Favourite pose to practice and why?
I am in love with inversions. When I’m upside down, the sometimes deafening hum of the world quiets to a whisper. For me. Being inverted is like a mini meditation. There is no ego or pride, just balance and breath.
Do you live what you teach?
Yes. As best I can. I won’t teach a practice, belief, or message if it hasn’t touched me deeply in my own practice. I am human, and I get into as much trouble as the next person, but seeing that spark of divinity in everything is where my teaching stems from. I teach from that space, and do my best to live in that space.
What can we expect in one of your classes?
I like my classes to be fun. That sounds super cheesy, I know. I find that in a vinyasa class there is a seriousness that is counter productive. A drive to look good and do the poses well overtakes the desire for joy in some. So I try to bring joy and lightness to my teaching. Sometimes a bit of laughter softens the armor just enough for the deeper message of the practice to soak through.
Least favourite pose and why? My least favorite pose has always been urdva prasarita eka padasana. Standing Splits. I have always felt stuck and rigid in this pose. I struggle to find the grace and the softness of it. For me, taking my standing split into a handstand is an escape hatch that lets me sneak away from that voice in my heads that tells me how inflexible I am and how little this pose has changed throughout the years. My practice now is staying in the pose and bringing myself closer to a state of acceptance and love for where I am.

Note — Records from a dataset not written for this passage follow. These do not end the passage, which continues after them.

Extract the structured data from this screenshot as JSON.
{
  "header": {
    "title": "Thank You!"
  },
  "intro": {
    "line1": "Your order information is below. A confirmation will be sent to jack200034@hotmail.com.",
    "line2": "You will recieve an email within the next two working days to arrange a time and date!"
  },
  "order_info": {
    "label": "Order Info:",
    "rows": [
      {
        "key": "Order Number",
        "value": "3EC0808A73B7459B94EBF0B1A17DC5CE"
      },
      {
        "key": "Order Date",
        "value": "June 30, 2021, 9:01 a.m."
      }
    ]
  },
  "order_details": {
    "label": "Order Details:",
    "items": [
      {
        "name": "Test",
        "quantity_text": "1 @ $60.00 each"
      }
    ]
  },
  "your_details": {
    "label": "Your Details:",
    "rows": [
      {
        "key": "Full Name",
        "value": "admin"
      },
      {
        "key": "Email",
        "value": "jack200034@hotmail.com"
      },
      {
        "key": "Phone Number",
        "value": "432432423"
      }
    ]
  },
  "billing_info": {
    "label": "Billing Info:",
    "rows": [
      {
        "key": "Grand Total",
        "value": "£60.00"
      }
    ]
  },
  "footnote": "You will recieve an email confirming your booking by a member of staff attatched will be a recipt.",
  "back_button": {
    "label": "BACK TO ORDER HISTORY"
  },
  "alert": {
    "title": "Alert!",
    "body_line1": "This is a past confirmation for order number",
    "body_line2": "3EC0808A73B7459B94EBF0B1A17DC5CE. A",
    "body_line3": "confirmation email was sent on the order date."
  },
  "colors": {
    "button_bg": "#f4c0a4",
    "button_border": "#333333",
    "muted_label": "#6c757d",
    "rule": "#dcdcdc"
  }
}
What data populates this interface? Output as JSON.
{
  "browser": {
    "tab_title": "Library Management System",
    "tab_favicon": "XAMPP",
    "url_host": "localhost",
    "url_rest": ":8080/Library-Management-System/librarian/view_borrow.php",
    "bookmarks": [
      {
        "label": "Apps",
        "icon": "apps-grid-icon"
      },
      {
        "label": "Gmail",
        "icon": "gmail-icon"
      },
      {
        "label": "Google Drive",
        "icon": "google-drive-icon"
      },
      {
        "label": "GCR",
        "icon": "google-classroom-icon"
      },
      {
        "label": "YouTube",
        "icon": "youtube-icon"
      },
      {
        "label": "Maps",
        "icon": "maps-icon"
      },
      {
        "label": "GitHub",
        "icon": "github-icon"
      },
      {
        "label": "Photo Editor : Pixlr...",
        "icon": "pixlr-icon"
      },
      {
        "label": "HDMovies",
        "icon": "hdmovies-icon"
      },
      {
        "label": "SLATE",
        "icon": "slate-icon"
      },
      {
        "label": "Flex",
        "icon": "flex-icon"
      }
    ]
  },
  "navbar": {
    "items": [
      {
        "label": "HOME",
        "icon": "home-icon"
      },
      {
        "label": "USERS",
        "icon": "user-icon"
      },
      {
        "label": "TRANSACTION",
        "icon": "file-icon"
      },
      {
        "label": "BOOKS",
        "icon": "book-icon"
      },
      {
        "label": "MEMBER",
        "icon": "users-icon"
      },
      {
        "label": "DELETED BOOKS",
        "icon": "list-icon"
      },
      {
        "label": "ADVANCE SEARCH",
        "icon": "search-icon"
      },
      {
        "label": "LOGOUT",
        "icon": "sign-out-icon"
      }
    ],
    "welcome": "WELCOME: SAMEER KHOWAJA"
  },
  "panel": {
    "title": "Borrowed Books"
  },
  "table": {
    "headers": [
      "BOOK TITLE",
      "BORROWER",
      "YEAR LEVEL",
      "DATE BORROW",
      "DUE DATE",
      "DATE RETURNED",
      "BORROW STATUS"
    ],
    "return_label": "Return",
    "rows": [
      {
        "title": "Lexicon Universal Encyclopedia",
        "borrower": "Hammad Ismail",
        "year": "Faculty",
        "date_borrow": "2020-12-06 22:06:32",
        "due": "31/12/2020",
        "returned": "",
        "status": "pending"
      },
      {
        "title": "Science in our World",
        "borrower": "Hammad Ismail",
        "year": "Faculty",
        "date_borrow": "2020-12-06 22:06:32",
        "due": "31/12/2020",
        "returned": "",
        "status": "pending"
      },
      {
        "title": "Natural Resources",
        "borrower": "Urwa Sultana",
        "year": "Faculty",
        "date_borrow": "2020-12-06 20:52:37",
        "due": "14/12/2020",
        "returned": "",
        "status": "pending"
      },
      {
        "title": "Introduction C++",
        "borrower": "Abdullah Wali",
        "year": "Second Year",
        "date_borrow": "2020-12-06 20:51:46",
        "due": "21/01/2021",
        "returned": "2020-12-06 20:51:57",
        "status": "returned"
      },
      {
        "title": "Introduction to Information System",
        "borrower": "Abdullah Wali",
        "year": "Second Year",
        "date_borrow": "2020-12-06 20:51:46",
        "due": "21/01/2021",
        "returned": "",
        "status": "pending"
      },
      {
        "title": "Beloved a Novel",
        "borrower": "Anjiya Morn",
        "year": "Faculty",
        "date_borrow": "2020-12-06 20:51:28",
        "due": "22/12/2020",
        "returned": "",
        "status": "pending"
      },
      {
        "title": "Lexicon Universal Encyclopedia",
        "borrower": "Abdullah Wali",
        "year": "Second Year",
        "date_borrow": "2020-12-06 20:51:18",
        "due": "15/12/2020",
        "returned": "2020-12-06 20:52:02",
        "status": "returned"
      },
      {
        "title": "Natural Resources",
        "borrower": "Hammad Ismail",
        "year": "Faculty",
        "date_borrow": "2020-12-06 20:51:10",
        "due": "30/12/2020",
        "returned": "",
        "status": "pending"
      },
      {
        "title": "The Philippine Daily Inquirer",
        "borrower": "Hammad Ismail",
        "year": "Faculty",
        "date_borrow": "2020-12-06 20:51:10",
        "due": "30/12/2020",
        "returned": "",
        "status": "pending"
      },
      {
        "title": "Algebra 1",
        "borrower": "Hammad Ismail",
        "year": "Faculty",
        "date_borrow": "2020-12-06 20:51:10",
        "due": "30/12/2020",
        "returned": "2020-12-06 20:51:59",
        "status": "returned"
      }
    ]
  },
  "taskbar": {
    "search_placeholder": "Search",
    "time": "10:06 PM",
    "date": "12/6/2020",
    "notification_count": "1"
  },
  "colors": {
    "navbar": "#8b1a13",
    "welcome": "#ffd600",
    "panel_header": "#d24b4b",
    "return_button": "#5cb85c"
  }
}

What is your guilty pleasure? Although I am a musician and a yoga teacher, I am an extreme introvert. I am completely awkward and uncomfortable in most social settings. Over the years I have figured out how to somewhat disguise my discomfort, but there is still a little part of me that is dying inside. My guilty pleasure is falling asleep on my couch with an awful mindless movie playing. Probably after eating takeaway Thai food.
So, Farting, it happens! What’s the best way to handle an in class fart?
There are so many potentially embarrassing things that happen in then yoga studio: farts, see through tights, tone deaf Oms, tumbles, stumbles, nip slips and ball bearing. As a teacher my job is to make the studio a safe space. We are allowing ourselves to be completely open and vulnerable. When those events occur, I do my best to move seamlessly on with the class without skipping a beat. I don’t want to draw more attention to someone who is already probably embarrassed enough.
What’s next for Adam Whiting?
Well, I’ve only been in Sydney for 3 months, so I don’t feel like I’ve settled in here enough to plan the next big adventure. I just want to continue to share yoga with whoever wants to hang out and practice. I am beyond lucky to be able to travel and teach, and I hope this ride continues for a long long time.